Case preparation is wasted time if it takes the wrong form. Today’s most commonly used guides outline elaborate frameworks for the reader to memorize and detail point by point how candidates should present themselves. But when you approach each case and question with a prefabricated answer your responses become formulaic, not insightful. Almost without exception, this is painfully obvious to the interviewer.
As with any pursuit, the best preparation will focus on building a solid foundation. That means developing a close familiarity with the material and calculations you’ll face in case studies as well as learning to form and articulate conclusions based on limited information.
This guide was designed to provide that sort of preparation. First and foremost it offers instruction and practice in the type of math that underlies these interviews. Then, with the accompanying cases you will break down and solve actual interview questions.
Many smart candidates botch case interviews simply because they’re unused to performing mental or back of the envelope math. Fortunately, these are easy skills to learn. For the type of math you’ll do in case interviews, semi-regular practice with this guide over a handful of weeks will be more than sufficient.

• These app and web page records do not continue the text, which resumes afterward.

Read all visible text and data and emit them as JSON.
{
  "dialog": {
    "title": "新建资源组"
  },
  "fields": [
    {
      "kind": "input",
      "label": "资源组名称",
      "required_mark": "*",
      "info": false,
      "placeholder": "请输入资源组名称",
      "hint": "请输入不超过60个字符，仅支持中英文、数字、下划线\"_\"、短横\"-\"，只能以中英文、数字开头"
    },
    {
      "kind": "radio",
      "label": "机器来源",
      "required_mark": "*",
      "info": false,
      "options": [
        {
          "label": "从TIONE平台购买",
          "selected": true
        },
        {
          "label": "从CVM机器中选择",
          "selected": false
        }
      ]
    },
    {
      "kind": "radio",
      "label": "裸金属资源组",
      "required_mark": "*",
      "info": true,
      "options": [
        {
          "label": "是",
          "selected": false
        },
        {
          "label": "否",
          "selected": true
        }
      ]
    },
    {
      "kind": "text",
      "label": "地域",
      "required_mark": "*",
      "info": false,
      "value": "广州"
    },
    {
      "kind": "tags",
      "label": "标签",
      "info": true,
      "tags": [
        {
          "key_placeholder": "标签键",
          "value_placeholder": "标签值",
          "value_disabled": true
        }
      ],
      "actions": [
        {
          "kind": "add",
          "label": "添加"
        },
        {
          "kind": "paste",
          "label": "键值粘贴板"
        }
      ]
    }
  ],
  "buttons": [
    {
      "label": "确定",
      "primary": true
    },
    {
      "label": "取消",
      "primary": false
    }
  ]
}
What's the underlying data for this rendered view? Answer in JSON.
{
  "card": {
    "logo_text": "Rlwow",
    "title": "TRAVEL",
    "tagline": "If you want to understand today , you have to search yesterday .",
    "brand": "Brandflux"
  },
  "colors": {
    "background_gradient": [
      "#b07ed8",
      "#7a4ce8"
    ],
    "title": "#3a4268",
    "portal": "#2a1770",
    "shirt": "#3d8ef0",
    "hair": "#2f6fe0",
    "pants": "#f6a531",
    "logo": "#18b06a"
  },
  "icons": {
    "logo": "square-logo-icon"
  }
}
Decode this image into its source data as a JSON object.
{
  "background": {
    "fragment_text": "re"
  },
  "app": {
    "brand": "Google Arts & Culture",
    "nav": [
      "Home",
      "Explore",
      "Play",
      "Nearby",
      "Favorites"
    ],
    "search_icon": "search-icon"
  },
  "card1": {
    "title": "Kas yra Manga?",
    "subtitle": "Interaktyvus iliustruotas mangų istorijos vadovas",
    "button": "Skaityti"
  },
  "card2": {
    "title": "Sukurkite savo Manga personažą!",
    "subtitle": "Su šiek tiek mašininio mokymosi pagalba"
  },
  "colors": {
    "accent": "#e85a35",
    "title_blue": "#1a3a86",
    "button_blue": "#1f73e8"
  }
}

Each of the lessons in this guide focuses on a type of calculation you will make in interviews. This review draws on existing literature covering mental and rapid calculation, but the lessons are heavily adapted to suit the kind of math found in case studies, where reasonable estimation is valued over minute precision.
As noted earlier, you must also become comfortable forming and articulating conclusions with limited information. The notion that good responses can be memorized is nonsensical. Engineers will see different solutions than will MBAs; what matters is the worth and articulation of the idea. This sort of extemporization takes some getting used to. If our guide cannot offer feedback, it can at least offer practice. Scattered through the accompanying cases are open-ended questions with sample responses.
Ultimately the purpose of this guide is not to supplant practice with a partner, but to complement it. In this guide are the base set of skills and knowledge - primarily math related - that will help you feel at ease in your interview. It’s true that being able to do the math quickly and easily doesn’t make you any smarter, but it will foster confidence and free up your thoughts to focus on the real substance of the case.